#### DATA TO PROCESS
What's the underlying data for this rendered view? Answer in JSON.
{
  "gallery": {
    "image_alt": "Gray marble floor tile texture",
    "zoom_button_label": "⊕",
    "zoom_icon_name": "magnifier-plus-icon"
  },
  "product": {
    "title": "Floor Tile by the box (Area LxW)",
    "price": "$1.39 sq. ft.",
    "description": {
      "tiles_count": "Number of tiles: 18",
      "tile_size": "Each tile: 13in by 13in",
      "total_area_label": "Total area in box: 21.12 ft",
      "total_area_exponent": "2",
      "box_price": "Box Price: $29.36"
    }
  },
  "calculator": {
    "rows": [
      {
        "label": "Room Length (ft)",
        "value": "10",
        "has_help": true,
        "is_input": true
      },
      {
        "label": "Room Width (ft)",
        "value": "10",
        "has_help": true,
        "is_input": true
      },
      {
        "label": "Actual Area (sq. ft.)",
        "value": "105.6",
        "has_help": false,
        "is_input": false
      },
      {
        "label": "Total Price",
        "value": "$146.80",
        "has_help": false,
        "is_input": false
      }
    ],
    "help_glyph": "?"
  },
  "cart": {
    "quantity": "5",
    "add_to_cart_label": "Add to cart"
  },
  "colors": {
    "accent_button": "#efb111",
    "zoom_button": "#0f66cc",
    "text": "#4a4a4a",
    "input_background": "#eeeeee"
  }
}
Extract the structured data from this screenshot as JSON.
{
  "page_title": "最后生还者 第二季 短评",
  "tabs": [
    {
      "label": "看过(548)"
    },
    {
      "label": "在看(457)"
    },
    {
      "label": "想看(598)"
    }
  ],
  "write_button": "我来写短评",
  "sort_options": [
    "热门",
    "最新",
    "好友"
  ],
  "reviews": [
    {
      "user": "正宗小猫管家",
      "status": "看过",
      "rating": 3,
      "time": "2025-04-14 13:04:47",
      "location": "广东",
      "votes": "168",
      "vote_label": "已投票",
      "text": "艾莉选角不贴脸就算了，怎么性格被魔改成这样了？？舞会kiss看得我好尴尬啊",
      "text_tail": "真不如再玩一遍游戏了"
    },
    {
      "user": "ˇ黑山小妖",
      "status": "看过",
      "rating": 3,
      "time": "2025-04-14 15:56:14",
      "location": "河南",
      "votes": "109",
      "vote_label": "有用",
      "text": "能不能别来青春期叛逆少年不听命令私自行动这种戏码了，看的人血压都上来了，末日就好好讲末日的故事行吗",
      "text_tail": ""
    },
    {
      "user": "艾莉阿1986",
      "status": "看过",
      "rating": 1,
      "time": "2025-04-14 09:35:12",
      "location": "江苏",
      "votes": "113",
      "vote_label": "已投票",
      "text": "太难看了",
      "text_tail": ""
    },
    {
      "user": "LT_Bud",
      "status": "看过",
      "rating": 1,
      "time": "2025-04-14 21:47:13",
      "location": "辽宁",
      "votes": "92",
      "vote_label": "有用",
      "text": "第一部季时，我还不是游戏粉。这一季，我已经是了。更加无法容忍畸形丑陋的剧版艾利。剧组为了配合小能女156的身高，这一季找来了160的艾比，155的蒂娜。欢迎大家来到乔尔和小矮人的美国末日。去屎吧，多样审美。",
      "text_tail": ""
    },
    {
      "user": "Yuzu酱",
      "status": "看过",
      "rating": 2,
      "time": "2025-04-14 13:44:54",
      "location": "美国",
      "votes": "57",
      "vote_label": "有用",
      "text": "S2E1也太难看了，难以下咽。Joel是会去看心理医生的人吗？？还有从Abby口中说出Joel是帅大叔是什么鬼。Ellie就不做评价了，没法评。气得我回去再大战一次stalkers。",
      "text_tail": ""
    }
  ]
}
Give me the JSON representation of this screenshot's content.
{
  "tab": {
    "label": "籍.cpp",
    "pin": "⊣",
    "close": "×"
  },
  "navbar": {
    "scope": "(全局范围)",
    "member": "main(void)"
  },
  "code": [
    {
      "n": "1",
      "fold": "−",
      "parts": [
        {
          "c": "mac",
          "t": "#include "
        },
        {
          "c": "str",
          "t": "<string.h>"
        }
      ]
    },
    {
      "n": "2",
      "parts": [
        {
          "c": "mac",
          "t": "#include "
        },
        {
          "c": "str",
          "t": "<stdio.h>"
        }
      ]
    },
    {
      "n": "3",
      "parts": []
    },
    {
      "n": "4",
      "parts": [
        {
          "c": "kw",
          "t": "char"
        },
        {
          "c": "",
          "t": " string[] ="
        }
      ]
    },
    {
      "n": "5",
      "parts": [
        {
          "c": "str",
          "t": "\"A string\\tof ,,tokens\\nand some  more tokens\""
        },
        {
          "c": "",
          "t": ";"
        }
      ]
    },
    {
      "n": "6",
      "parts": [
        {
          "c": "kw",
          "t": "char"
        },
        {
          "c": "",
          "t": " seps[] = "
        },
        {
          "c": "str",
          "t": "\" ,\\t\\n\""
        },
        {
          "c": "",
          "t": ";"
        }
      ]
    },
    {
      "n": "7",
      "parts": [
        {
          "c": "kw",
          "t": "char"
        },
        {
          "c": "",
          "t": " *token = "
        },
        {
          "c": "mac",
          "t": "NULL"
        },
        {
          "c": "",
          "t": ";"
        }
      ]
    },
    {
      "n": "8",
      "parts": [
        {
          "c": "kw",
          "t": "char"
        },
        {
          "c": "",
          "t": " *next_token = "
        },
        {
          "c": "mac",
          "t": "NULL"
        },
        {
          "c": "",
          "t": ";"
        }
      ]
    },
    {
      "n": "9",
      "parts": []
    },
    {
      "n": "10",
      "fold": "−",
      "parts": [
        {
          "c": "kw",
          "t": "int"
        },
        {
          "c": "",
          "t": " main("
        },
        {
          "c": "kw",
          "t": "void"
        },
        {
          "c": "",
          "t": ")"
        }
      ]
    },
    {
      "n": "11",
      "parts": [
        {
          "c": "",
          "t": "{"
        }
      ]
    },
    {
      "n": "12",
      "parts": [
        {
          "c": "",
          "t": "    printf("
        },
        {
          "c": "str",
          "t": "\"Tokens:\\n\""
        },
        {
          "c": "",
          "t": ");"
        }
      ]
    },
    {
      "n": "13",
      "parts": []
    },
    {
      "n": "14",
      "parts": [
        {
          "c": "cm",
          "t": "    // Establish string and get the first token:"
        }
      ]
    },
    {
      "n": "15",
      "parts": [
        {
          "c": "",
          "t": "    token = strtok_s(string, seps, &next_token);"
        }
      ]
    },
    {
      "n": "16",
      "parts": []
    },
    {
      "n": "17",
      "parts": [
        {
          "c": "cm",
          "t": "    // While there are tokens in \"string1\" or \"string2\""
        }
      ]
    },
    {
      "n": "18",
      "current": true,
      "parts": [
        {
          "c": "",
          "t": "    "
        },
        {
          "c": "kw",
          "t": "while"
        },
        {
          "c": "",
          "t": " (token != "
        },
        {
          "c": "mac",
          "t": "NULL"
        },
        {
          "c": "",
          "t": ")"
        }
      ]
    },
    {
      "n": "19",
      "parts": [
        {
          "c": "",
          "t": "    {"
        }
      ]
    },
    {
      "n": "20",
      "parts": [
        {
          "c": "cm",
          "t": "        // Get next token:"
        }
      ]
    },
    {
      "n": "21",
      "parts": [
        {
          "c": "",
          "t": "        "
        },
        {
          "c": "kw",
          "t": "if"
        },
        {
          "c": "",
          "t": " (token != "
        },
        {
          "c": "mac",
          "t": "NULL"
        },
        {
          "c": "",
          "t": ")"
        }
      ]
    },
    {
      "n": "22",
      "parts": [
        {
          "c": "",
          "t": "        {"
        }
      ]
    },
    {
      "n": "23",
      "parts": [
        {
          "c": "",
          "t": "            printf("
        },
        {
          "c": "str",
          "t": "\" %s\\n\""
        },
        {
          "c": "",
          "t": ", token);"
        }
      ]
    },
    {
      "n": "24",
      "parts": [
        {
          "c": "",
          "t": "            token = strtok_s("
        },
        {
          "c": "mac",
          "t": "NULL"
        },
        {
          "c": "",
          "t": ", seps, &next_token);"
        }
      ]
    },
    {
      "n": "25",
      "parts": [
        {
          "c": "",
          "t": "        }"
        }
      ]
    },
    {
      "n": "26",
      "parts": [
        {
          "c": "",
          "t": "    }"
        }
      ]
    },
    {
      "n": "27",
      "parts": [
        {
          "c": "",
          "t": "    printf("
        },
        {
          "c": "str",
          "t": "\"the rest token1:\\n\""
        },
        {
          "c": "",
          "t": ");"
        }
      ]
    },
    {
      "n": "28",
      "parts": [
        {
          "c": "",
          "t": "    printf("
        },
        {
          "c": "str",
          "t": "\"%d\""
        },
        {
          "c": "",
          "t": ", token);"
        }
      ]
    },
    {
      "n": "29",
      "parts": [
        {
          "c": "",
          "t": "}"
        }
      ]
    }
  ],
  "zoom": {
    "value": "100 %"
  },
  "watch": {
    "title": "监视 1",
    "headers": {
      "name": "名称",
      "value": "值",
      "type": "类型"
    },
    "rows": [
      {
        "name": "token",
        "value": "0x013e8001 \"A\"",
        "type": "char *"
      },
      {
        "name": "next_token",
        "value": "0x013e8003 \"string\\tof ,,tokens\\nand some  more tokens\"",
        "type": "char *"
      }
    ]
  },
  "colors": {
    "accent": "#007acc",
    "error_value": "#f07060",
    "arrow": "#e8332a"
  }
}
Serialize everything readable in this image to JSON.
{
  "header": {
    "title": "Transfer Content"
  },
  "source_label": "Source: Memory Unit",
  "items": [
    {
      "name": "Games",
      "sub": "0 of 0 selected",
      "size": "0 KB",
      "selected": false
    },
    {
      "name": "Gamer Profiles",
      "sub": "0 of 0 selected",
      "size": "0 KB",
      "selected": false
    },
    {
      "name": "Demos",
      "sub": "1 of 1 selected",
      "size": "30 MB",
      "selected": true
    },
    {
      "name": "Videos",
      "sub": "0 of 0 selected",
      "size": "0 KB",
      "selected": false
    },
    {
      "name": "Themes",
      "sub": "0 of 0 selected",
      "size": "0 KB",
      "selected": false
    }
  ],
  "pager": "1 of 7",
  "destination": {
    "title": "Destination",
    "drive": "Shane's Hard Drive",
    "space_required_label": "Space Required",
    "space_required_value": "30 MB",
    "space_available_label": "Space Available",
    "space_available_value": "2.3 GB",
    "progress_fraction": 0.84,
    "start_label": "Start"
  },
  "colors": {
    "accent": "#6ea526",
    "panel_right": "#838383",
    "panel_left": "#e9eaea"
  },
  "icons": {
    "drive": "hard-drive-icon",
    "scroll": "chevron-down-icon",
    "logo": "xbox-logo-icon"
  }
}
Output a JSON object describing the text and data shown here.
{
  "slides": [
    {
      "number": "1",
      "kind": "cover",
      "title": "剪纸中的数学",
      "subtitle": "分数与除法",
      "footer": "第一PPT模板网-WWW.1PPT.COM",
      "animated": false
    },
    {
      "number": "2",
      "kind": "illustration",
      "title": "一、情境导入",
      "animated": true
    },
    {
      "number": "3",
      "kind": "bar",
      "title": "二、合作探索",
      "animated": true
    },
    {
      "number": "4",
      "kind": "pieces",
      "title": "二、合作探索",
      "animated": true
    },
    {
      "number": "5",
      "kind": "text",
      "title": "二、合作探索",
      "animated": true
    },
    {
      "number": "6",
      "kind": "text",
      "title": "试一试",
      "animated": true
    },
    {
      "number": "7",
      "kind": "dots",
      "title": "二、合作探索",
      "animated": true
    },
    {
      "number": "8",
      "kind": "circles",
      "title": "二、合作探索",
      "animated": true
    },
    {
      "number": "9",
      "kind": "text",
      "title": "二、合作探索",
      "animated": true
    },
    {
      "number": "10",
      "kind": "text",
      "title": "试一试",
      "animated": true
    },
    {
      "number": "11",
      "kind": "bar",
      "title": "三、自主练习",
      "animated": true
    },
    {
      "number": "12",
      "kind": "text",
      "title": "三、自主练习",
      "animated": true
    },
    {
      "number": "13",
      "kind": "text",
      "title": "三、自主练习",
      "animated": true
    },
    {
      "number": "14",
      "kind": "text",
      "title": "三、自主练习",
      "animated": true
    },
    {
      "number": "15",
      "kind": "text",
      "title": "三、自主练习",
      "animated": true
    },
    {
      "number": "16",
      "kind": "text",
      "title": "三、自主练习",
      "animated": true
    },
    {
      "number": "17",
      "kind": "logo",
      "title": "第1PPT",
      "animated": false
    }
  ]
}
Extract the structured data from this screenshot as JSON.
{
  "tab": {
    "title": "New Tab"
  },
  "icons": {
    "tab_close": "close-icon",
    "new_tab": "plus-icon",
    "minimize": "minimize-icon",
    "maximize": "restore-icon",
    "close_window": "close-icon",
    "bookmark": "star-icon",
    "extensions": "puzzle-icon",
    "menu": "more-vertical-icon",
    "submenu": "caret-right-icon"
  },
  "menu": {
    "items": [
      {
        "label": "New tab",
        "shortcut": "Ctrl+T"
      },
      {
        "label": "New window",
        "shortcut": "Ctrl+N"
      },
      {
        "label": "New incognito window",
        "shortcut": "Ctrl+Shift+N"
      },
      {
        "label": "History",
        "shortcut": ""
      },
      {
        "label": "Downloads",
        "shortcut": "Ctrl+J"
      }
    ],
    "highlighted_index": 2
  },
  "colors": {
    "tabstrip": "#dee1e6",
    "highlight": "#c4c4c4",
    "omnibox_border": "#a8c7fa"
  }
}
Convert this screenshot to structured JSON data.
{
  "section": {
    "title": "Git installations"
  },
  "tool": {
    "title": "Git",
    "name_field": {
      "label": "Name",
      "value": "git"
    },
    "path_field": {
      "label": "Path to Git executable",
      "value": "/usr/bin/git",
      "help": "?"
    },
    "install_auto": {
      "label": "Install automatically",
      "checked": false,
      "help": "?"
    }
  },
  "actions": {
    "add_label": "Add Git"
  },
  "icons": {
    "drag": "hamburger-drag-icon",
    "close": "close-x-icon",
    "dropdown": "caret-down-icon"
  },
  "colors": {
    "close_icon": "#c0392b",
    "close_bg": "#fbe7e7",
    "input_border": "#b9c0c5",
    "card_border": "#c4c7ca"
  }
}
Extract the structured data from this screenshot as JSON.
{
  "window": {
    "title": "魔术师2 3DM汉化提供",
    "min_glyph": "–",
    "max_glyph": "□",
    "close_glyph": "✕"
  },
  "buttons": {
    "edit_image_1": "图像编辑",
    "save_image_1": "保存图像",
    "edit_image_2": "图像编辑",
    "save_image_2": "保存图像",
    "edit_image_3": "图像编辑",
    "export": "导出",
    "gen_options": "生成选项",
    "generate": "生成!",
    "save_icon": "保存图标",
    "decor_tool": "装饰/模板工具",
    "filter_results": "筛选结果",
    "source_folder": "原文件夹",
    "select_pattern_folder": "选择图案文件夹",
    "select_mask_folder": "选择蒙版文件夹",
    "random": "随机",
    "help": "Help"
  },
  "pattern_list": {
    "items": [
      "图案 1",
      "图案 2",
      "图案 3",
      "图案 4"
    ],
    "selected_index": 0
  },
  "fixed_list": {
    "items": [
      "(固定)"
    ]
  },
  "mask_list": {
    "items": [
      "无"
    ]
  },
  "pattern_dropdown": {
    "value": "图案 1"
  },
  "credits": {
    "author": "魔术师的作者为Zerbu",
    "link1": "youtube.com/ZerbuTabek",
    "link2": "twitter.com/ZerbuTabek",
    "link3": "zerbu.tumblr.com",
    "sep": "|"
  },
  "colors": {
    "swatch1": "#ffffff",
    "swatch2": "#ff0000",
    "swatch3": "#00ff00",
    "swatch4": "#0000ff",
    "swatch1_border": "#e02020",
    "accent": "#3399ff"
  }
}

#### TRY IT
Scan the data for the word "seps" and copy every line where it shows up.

#### RESULT FOR THIS EXERCISE
          "t": " seps[] = "
          "t": "    token = strtok_s(string, seps, &next_token);"
          "t": ", seps, &next_token);"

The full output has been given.